    As Christians we are called to spread the Good News – the Gospel of Jesus Christ. My aspiration is to do so through my art, yes, my Christian art! Good design induces curiosity, speaks intelligence, is inspirational, encouraging, thought provoking, that stimulates your mind, & encourages consideration of the most essential questions and answers pertaining to life, salvation, and God.

    A board covered with various strips of colors and patterns titled “resurrection” for example, does not in my opinion speak intelligence, it does not project thought provoking questions pertaining to the Gospel, however is attractive in a artistic observable way. Yes, I do get the whole concept from the above art, but the average on-looker will not.

    The average attention span is approx. 1.6 seconds at a glance of a designed graphic message. If Christian art is intended to portray a visual message with the intent to induce questions pertaining to Christianity, then does a board of colors, nails, and patterns effectively work? Maybe for some, but I believe a strong visual message with accompanied text for example is much more effective of glorifying God, and to express the intended message.

    Christian art, for the most part should glorify God, or induce questions pertaining to our Savior! etc.. otherwise your left with a pretty arrangement of colors & patterns, that is no different from any other secular art. After all, it’s supposed to be Christian art, isn’t it?

    What defines “Christian Art”? The artist? or the art itself? Just because a Christian paints a beautiful landscape, does not make it “Christian art.”

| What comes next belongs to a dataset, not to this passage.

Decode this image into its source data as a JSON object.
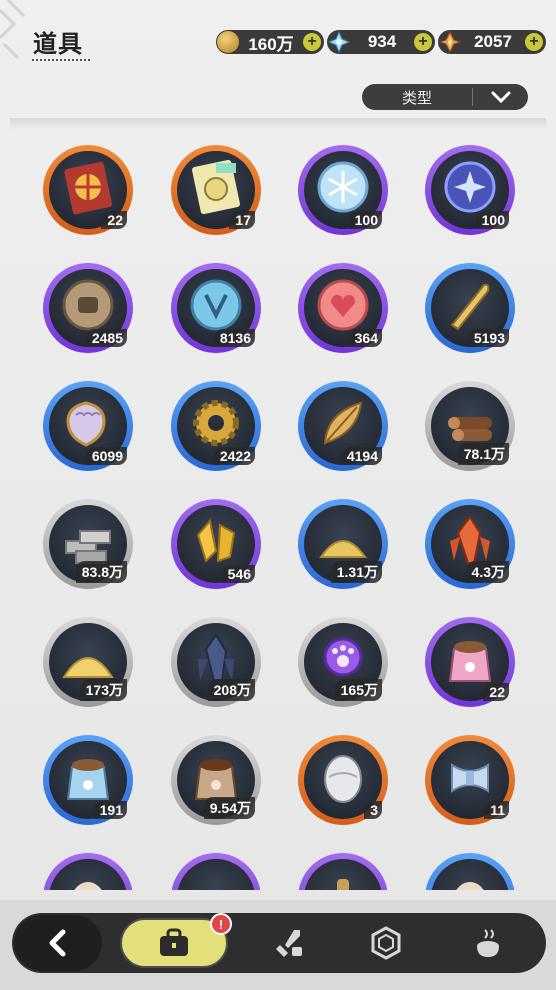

    It is pathetically dishonorable to see any Christian depict Jesus Christ as having long hair, like it is supposed to be a fact, yet so many artists renditions are depicted that way, what a disgrace!
    1 Corinthians 11:14 says; “Does not even nature itself teach you that if a man has long hair, it is a dishonor to him,”

    Based on 1 Cor. 11:14, do you really think Jesus had long hair? Absolutely not! Do you think it dishonors Jesus to depict Him this way? I think so! Yet so many “Christian artists” depict Jesus as having long hair. I don’t think they know the Bible.

    There is much more to being a ‘Christian artist’ than what is explained in this article, but that’s my two cents worth.

    I absolutely love art of all kinds, but being a ‘Christian artist’ certainly entails much more than just simply art, it should be Art with Intent!


  • Robert Davidson

    Wow, the word “cliché” really seems to be turning into an adjective in the US. Hard to read without pain.